Skip to main content.
__ __

Magnet Photo

3D silicon Detectors for LHC Upgrades

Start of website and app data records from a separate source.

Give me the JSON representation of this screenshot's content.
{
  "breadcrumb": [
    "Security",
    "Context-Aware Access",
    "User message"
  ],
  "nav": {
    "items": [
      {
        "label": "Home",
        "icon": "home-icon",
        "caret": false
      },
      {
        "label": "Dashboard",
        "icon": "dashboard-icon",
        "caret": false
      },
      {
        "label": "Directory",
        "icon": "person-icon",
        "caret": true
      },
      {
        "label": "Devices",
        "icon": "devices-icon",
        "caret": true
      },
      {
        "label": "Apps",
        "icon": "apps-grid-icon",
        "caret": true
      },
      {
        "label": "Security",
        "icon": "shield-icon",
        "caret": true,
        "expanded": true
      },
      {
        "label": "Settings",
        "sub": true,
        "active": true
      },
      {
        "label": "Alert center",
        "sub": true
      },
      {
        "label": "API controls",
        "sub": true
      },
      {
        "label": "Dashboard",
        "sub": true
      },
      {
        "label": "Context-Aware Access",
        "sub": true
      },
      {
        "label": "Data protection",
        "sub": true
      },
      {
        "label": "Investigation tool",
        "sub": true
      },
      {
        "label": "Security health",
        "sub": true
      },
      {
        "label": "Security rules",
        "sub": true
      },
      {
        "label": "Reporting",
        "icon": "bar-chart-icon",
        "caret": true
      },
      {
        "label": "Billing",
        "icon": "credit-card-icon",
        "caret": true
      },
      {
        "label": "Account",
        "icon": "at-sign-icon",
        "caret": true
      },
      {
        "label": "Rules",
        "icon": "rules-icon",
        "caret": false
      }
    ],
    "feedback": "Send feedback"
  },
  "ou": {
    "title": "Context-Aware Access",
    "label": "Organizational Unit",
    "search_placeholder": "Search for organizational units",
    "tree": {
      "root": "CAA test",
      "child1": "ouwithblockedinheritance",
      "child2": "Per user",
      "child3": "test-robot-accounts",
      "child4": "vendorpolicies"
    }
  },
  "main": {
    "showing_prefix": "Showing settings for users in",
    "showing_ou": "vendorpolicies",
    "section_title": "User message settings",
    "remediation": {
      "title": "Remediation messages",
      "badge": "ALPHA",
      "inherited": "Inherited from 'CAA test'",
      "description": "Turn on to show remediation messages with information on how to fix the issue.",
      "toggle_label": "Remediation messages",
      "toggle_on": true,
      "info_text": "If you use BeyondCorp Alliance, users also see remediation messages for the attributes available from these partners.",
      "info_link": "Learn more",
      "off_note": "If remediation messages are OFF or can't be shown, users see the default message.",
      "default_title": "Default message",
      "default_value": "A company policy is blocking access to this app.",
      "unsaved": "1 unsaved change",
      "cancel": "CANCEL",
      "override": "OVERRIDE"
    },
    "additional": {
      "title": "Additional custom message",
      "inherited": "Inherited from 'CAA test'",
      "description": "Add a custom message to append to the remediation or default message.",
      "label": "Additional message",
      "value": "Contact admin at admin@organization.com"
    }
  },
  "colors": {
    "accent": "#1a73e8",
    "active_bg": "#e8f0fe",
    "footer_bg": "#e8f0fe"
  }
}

Abstract: 3D silicon sensors, where electrodes penetrate throughout the entire wafer thickness are among the technologies being considered for the replacement of the innermost layers (B-layer) of the ATLAS pixel detector. Such layers will suffer very high radiation damage during their life time and will therefore require radiation hard technologies to guarantee proper tracking reconstruction at high luminosity. Current silicon technology can operate up to 1015 1 MeV equivalent neutrons cm-2. This is possible because radiation induced space-charge build-up can be controlled by increasing the oxygen content of Float-Zone silicon substrates and high operating voltages are possible due to the development of sophisticated guard-rings. Such devices are currently installed in the CERN Large Hadron Collider (LHC) experiments. Much work is in progress to improve this limit to 1016 cm-2 so that silicon technology can be used in detectors at an upgraded LHC (SLHC). Beyond fluences of 1015 cm-2, charge trapping is the major limit to performance. To date, the only means to improve matters is by the use of device engineering, in particular, by the development of 3D technology (originally fabricated at Stanford) or operating planar devices with thinner substrates. This talk will discuss the status of 3D silicon detectors and the system implications of using this technology for the B-layer in the ATLAS experiment.
Speaker: Cinzia Da Via - University of Manchester
Speaker Bio: Cinzia DaViá is a permanent faculty member in the School of Physics and Astronomy at the University of Manchester, UK. She has been working on radiation hard detector development for the past 10 years and is one of the two co-discovers of the ‘Lazarus effect’. This is the recovery - “from the dead” - of silicon detectors after heavy irradiation when operated at cryogenic temperatures. Some of her Ph. D studies were based in Berkeley during which she participated in discussions which led to the design of 3D silicon sensors. She has been working on 3D silicon technology with the proponents since 1998. At present she leads the 3DAtlas pixel R&D, which aims to utilise 3D silicon pixels in the upgraded B-layer of the ATLAS experiment at CERN and is coordinating the 3D silicon detector development for the ATLASFP project, which aims to detect diffractive protons in the forward region in ATLAS. In 2006 she formed the 3D Consortium to transfer the original 3D silicon technology to industry.
Poster Link: Poster
Presentation: Presentation on 1/21/2009 (PDF)